What the exercise asks: Please repeat exactly the lines from the one containing "Enumerate this screenshot's" through the last line of the records below, leaving out any pictures.

Records from a collection:
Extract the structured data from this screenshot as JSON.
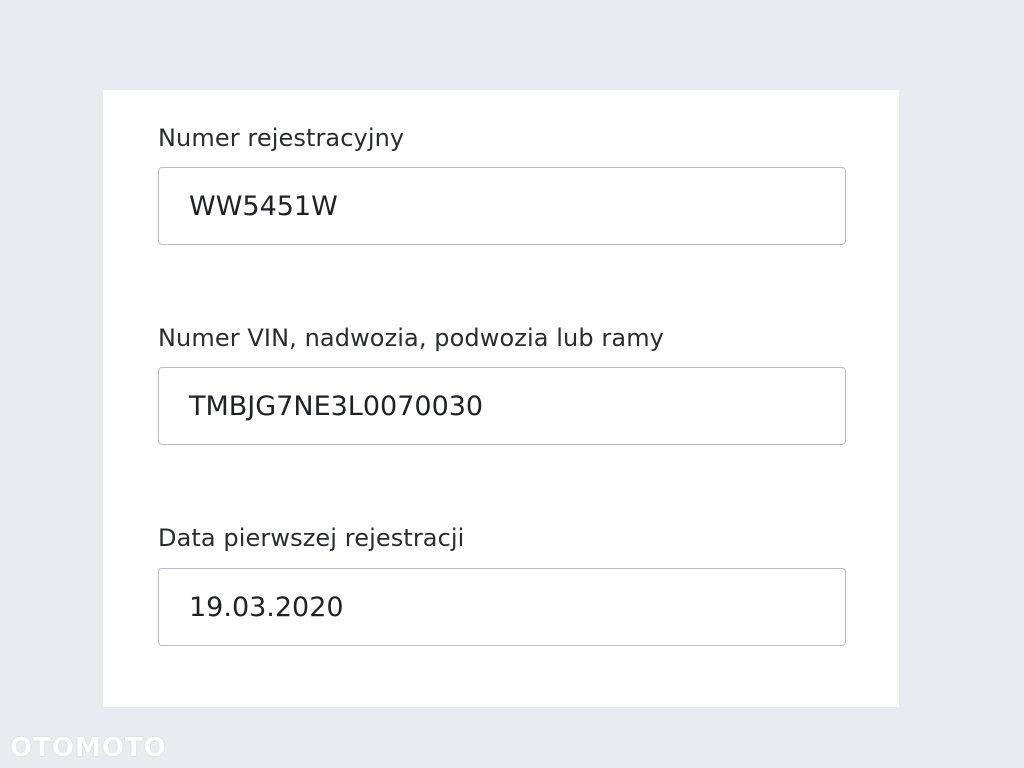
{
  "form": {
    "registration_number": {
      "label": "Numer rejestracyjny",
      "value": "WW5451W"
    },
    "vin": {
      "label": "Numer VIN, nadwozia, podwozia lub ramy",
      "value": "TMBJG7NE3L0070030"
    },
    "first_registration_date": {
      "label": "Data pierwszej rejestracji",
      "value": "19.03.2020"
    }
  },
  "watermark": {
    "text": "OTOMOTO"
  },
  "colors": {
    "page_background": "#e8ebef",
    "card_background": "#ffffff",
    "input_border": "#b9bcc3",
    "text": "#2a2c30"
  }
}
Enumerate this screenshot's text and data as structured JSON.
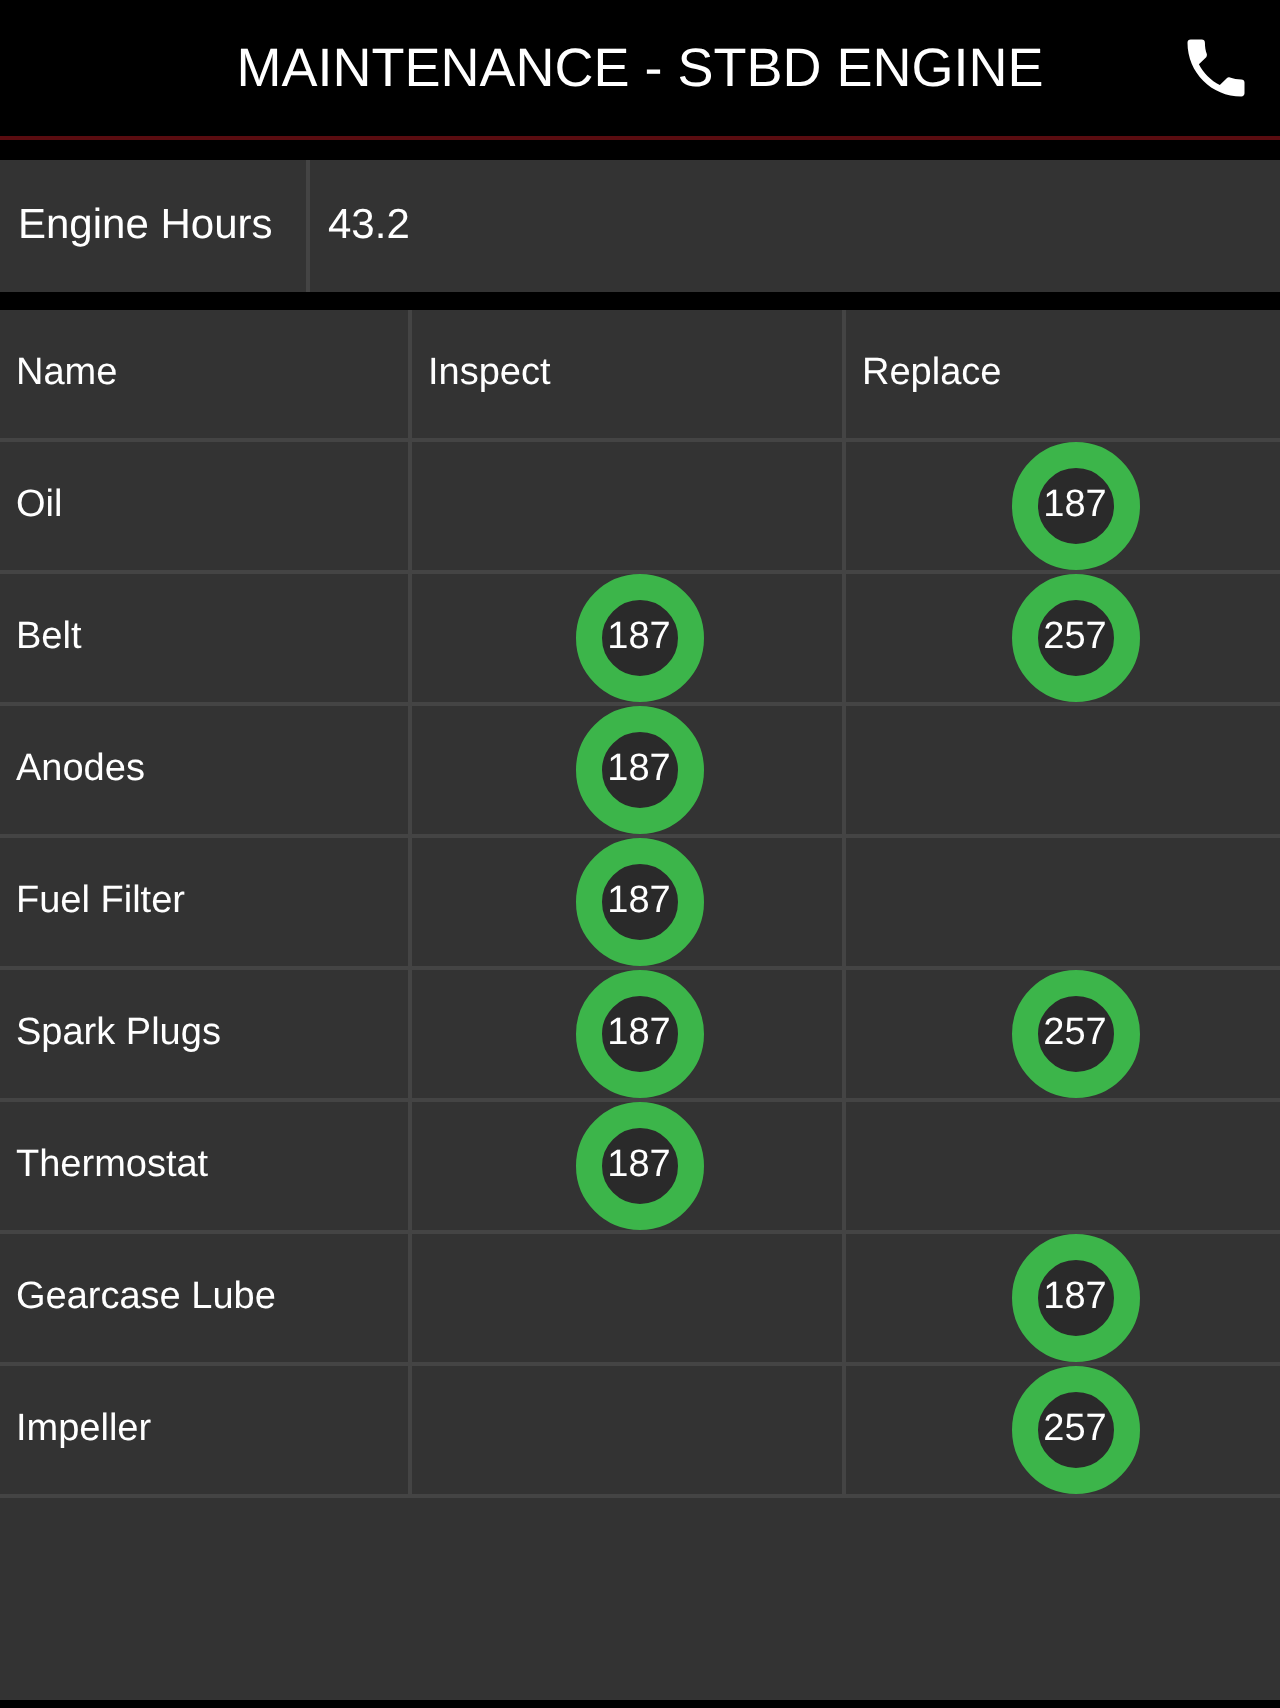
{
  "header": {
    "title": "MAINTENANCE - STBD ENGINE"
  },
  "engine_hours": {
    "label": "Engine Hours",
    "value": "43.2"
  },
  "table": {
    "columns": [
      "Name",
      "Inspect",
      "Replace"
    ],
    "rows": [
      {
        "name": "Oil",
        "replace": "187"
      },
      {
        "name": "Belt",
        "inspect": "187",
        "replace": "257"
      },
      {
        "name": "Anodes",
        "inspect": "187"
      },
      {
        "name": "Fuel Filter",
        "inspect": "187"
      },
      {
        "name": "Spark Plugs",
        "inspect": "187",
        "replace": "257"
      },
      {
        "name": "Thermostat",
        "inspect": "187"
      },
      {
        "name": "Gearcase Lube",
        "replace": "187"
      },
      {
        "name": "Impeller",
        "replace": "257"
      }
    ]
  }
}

Solution:
Enumerate this screenshot's text and data as structured JSON.
{
  "header": {
    "title": "MAINTENANCE - STBD ENGINE"
  },
  "engine_hours": {
    "label": "Engine Hours",
    "value": "43.2"
  },
  "table": {
    "columns": [
      "Name",
      "Inspect",
      "Replace"
    ],
    "rows": [
      {
        "name": "Oil",
        "replace": "187"
      },
      {
        "name": "Belt",
        "inspect": "187",
        "replace": "257"
      },
      {
        "name": "Anodes",
        "inspect": "187"
      },
      {
        "name": "Fuel Filter",
        "inspect": "187"
      },
      {
        "name": "Spark Plugs",
        "inspect": "187",
        "replace": "257"
      },
      {
        "name": "Thermostat",
        "inspect": "187"
      },
      {
        "name": "Gearcase Lube",
        "replace": "187"
      },
      {
        "name": "Impeller",
        "replace": "257"
      }
    ]
  }
}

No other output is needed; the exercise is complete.